*Saved entries*:
......

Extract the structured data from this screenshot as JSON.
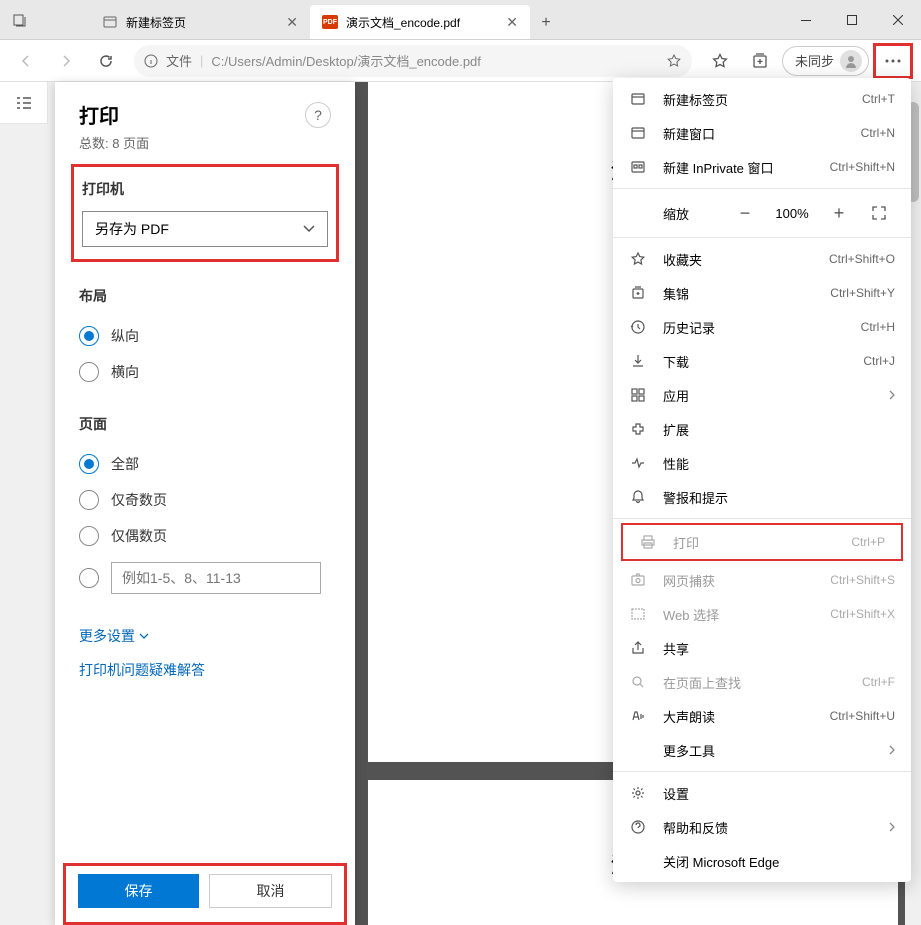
{
  "titleBar": {
    "tabs": [
      {
        "label": "新建标签页",
        "active": false
      },
      {
        "label": "演示文档_encode.pdf",
        "active": true
      }
    ]
  },
  "addressBar": {
    "urlPrefix": "文件",
    "urlPath": "C:/Users/Admin/Desktop/演示文档_encode.pdf",
    "syncLabel": "未同步"
  },
  "printPanel": {
    "title": "打印",
    "subtitle": "总数: 8 页面",
    "printerLabel": "打印机",
    "printerValue": "另存为 PDF",
    "layoutLabel": "布局",
    "layoutOptions": {
      "portrait": "纵向",
      "landscape": "横向"
    },
    "pagesLabel": "页面",
    "pagesOptions": {
      "all": "全部",
      "odd": "仅奇数页",
      "even": "仅偶数页"
    },
    "pagesPlaceholder": "例如1-5、8、11-13",
    "moreSettings": "更多设置",
    "troubleshoot": "打印机问题疑难解答",
    "saveBtn": "保存",
    "cancelBtn": "取消"
  },
  "preview": {
    "page1Title": "演示",
    "page2Title": "演示"
  },
  "menu": {
    "items": [
      {
        "icon": "tab",
        "label": "新建标签页",
        "shortcut": "Ctrl+T"
      },
      {
        "icon": "window",
        "label": "新建窗口",
        "shortcut": "Ctrl+N"
      },
      {
        "icon": "inprivate",
        "label": "新建 InPrivate 窗口",
        "shortcut": "Ctrl+Shift+N"
      }
    ],
    "zoom": {
      "label": "缩放",
      "value": "100%"
    },
    "items2": [
      {
        "icon": "star",
        "label": "收藏夹",
        "shortcut": "Ctrl+Shift+O"
      },
      {
        "icon": "collections",
        "label": "集锦",
        "shortcut": "Ctrl+Shift+Y"
      },
      {
        "icon": "history",
        "label": "历史记录",
        "shortcut": "Ctrl+H"
      },
      {
        "icon": "download",
        "label": "下载",
        "shortcut": "Ctrl+J"
      },
      {
        "icon": "apps",
        "label": "应用",
        "chevron": true
      },
      {
        "icon": "extensions",
        "label": "扩展"
      },
      {
        "icon": "performance",
        "label": "性能"
      },
      {
        "icon": "bell",
        "label": "警报和提示"
      }
    ],
    "items3": [
      {
        "icon": "print",
        "label": "打印",
        "shortcut": "Ctrl+P",
        "disabled": true,
        "highlight": true
      },
      {
        "icon": "capture",
        "label": "网页捕获",
        "shortcut": "Ctrl+Shift+S",
        "disabled": true
      },
      {
        "icon": "select",
        "label": "Web 选择",
        "shortcut": "Ctrl+Shift+X",
        "disabled": true
      },
      {
        "icon": "share",
        "label": "共享"
      },
      {
        "icon": "find",
        "label": "在页面上查找",
        "shortcut": "Ctrl+F",
        "disabled": true
      },
      {
        "icon": "read",
        "label": "大声朗读",
        "shortcut": "Ctrl+Shift+U"
      },
      {
        "icon": "",
        "label": "更多工具",
        "chevron": true
      }
    ],
    "items4": [
      {
        "icon": "settings",
        "label": "设置"
      },
      {
        "icon": "help",
        "label": "帮助和反馈",
        "chevron": true
      },
      {
        "icon": "",
        "label": "关闭 Microsoft Edge"
      }
    ]
  }
}
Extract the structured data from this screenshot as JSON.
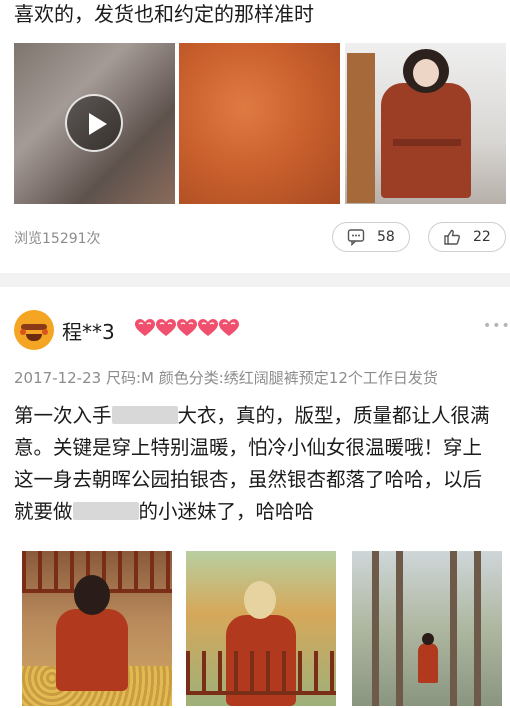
{
  "review_top": {
    "text": "喜欢的，发货也和约定的那样准时",
    "views": "浏览15291次",
    "comment_count": "58",
    "like_count": "22"
  },
  "review": {
    "username": "程**3",
    "rank_hearts": 5,
    "date": "2017-12-23",
    "size": "尺码:M",
    "color_spec": "颜色分类:绣红阔腿裤预定12个工作日发货",
    "body_part1": "第一次入手",
    "body_part2": "大衣，真的，版型，质量都让人很满意。关键是穿上特别温暖，怕冷小仙女很温暖哦！穿上这一身去朝晖公园拍银杏，虽然银杏都落了哈哈，以后就要做",
    "body_part3": "的小迷妹了，哈哈哈"
  },
  "colors": {
    "heart": "#f0506e",
    "muted_text": "#8c8c8c",
    "divider": "#f2f2f2"
  }
}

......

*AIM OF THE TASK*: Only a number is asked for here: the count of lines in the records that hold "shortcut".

*OUTPUT*: 12